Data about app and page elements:

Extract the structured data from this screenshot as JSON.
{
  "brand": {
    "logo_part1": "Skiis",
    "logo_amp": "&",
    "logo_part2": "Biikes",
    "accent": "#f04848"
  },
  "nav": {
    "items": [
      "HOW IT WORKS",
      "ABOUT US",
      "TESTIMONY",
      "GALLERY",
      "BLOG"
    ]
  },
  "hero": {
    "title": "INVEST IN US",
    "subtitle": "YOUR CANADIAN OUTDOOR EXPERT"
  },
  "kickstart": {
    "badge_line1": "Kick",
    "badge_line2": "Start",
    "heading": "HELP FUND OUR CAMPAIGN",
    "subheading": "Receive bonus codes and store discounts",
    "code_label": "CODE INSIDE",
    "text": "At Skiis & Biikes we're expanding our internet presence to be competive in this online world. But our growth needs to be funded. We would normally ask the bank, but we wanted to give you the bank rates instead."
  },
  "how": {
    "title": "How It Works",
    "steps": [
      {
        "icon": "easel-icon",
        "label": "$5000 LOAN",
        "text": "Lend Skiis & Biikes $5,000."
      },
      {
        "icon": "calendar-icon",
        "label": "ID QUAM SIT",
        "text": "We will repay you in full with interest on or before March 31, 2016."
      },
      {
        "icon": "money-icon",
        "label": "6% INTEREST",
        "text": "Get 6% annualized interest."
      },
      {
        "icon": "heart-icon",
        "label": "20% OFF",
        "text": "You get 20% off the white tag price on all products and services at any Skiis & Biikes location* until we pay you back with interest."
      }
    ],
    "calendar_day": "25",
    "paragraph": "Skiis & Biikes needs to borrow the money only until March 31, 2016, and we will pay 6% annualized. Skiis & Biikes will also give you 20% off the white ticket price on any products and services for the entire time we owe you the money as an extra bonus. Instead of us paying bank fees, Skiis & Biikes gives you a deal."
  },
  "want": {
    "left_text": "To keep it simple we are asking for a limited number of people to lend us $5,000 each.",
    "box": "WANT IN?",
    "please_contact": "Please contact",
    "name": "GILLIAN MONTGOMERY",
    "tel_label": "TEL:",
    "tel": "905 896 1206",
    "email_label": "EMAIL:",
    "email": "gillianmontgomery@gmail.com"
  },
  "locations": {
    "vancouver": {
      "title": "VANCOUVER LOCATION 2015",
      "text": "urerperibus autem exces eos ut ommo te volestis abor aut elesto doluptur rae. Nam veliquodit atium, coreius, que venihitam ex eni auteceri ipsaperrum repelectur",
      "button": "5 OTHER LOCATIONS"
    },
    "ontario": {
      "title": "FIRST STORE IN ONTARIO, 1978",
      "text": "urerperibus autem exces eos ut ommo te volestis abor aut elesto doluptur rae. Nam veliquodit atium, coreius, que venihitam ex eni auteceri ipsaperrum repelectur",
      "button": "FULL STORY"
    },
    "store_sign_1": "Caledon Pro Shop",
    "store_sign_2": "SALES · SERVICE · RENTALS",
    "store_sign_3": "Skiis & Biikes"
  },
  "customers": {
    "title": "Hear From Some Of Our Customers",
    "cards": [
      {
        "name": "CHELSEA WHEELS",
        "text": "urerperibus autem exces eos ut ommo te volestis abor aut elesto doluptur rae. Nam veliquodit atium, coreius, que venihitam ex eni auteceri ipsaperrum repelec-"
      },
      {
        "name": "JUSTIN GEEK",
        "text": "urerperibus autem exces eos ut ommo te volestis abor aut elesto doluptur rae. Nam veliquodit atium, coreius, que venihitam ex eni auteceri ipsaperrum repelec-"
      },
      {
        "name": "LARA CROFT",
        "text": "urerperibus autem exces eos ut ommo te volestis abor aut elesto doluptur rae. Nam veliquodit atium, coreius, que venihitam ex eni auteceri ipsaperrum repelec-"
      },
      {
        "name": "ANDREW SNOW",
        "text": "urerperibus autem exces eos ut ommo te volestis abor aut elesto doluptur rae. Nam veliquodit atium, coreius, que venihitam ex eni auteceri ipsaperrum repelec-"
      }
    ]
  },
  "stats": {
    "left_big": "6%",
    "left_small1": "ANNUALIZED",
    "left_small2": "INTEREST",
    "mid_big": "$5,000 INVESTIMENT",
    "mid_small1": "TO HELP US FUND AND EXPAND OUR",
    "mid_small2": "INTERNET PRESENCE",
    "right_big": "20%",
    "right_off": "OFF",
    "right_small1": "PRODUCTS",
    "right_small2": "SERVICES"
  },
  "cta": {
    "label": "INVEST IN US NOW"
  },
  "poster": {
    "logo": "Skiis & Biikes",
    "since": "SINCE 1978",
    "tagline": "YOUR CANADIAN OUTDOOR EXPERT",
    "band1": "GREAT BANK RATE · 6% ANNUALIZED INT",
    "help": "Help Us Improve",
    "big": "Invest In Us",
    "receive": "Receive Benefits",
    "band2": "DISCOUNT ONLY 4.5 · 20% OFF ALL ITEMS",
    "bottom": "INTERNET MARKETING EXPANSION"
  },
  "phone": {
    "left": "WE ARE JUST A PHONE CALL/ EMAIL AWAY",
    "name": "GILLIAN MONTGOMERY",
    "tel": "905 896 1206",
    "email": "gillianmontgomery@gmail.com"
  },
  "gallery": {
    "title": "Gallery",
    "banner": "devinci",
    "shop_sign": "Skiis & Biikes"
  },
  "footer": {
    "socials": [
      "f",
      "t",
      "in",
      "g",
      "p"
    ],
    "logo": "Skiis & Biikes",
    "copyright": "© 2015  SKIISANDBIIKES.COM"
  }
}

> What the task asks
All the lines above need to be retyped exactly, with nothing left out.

> Task answer
Extract the structured data from this screenshot as JSON.
{
  "brand": {
    "logo_part1": "Skiis",
    "logo_amp": "&",
    "logo_part2": "Biikes",
    "accent": "#f04848"
  },
  "nav": {
    "items": [
      "HOW IT WORKS",
      "ABOUT US",
      "TESTIMONY",
      "GALLERY",
      "BLOG"
    ]
  },
  "hero": {
    "title": "INVEST IN US",
    "subtitle": "YOUR CANADIAN OUTDOOR EXPERT"
  },
  "kickstart": {
    "badge_line1": "Kick",
    "badge_line2": "Start",
    "heading": "HELP FUND OUR CAMPAIGN",
    "subheading": "Receive bonus codes and store discounts",
    "code_label": "CODE INSIDE",
    "text": "At Skiis & Biikes we're expanding our internet presence to be competive in this online world. But our growth needs to be funded. We would normally ask the bank, but we wanted to give you the bank rates instead."
  },
  "how": {
    "title": "How It Works",
    "steps": [
      {
        "icon": "easel-icon",
        "label": "$5000 LOAN",
        "text": "Lend Skiis & Biikes $5,000."
      },
      {
        "icon": "calendar-icon",
        "label": "ID QUAM SIT",
        "text": "We will repay you in full with interest on or before March 31, 2016."
      },
      {
        "icon": "money-icon",
        "label": "6% INTEREST",
        "text": "Get 6% annualized interest."
      },
      {
        "icon": "heart-icon",
        "label": "20% OFF",
        "text": "You get 20% off the white tag price on all products and services at any Skiis & Biikes location* until we pay you back with interest."
      }
    ],
    "calendar_day": "25",
    "paragraph": "Skiis & Biikes needs to borrow the money only until March 31, 2016, and we will pay 6% annualized. Skiis & Biikes will also give you 20% off the white ticket price on any products and services for the entire time we owe you the money as an extra bonus. Instead of us paying bank fees, Skiis & Biikes gives you a deal."
  },
  "want": {
    "left_text": "To keep it simple we are asking for a limited number of people to lend us $5,000 each.",
    "box": "WANT IN?",
    "please_contact": "Please contact",
    "name": "GILLIAN MONTGOMERY",
    "tel_label": "TEL:",
    "tel": "905 896 1206",
    "email_label": "EMAIL:",
    "email": "gillianmontgomery@gmail.com"
  },
  "locations": {
    "vancouver": {
      "title": "VANCOUVER LOCATION 2015",
      "text": "urerperibus autem exces eos ut ommo te volestis abor aut elesto doluptur rae. Nam veliquodit atium, coreius, que venihitam ex eni auteceri ipsaperrum repelectur",
      "button": "5 OTHER LOCATIONS"
    },
    "ontario": {
      "title": "FIRST STORE IN ONTARIO, 1978",
      "text": "urerperibus autem exces eos ut ommo te volestis abor aut elesto doluptur rae. Nam veliquodit atium, coreius, que venihitam ex eni auteceri ipsaperrum repelectur",
      "button": "FULL STORY"
    },
    "store_sign_1": "Caledon Pro Shop",
    "store_sign_2": "SALES · SERVICE · RENTALS",
    "store_sign_3": "Skiis & Biikes"
  },
  "customers": {
    "title": "Hear From Some Of Our Customers",
    "cards": [
      {
        "name": "CHELSEA WHEELS",
        "text": "urerperibus autem exces eos ut ommo te volestis abor aut elesto doluptur rae. Nam veliquodit atium, coreius, que venihitam ex eni auteceri ipsaperrum repelec-"
      },
      {
        "name": "JUSTIN GEEK",
        "text": "urerperibus autem exces eos ut ommo te volestis abor aut elesto doluptur rae. Nam veliquodit atium, coreius, que venihitam ex eni auteceri ipsaperrum repelec-"
      },
      {
        "name": "LARA CROFT",
        "text": "urerperibus autem exces eos ut ommo te volestis abor aut elesto doluptur rae. Nam veliquodit atium, coreius, que venihitam ex eni auteceri ipsaperrum repelec-"
      },
      {
        "name": "ANDREW SNOW",
        "text": "urerperibus autem exces eos ut ommo te volestis abor aut elesto doluptur rae. Nam veliquodit atium, coreius, que venihitam ex eni auteceri ipsaperrum repelec-"
      }
    ]
  },
  "stats": {
    "left_big": "6%",
    "left_small1": "ANNUALIZED",
    "left_small2": "INTEREST",
    "mid_big": "$5,000 INVESTIMENT",
    "mid_small1": "TO HELP US FUND AND EXPAND OUR",
    "mid_small2": "INTERNET PRESENCE",
    "right_big": "20%",
    "right_off": "OFF",
    "right_small1": "PRODUCTS",
    "right_small2": "SERVICES"
  },
  "cta": {
    "label": "INVEST IN US NOW"
  },
  "poster": {
    "logo": "Skiis & Biikes",
    "since": "SINCE 1978",
    "tagline": "YOUR CANADIAN OUTDOOR EXPERT",
    "band1": "GREAT BANK RATE · 6% ANNUALIZED INT",
    "help": "Help Us Improve",
    "big": "Invest In Us",
    "receive": "Receive Benefits",
    "band2": "DISCOUNT ONLY 4.5 · 20% OFF ALL ITEMS",
    "bottom": "INTERNET MARKETING EXPANSION"
  },
  "phone": {
    "left": "WE ARE JUST A PHONE CALL/ EMAIL AWAY",
    "name": "GILLIAN MONTGOMERY",
    "tel": "905 896 1206",
    "email": "gillianmontgomery@gmail.com"
  },
  "gallery": {
    "title": "Gallery",
    "banner": "devinci",
    "shop_sign": "Skiis & Biikes"
  },
  "footer": {
    "socials": [
      "f",
      "t",
      "in",
      "g",
      "p"
    ],
    "logo": "Skiis & Biikes",
    "copyright": "© 2015  SKIISANDBIIKES.COM"
  }
}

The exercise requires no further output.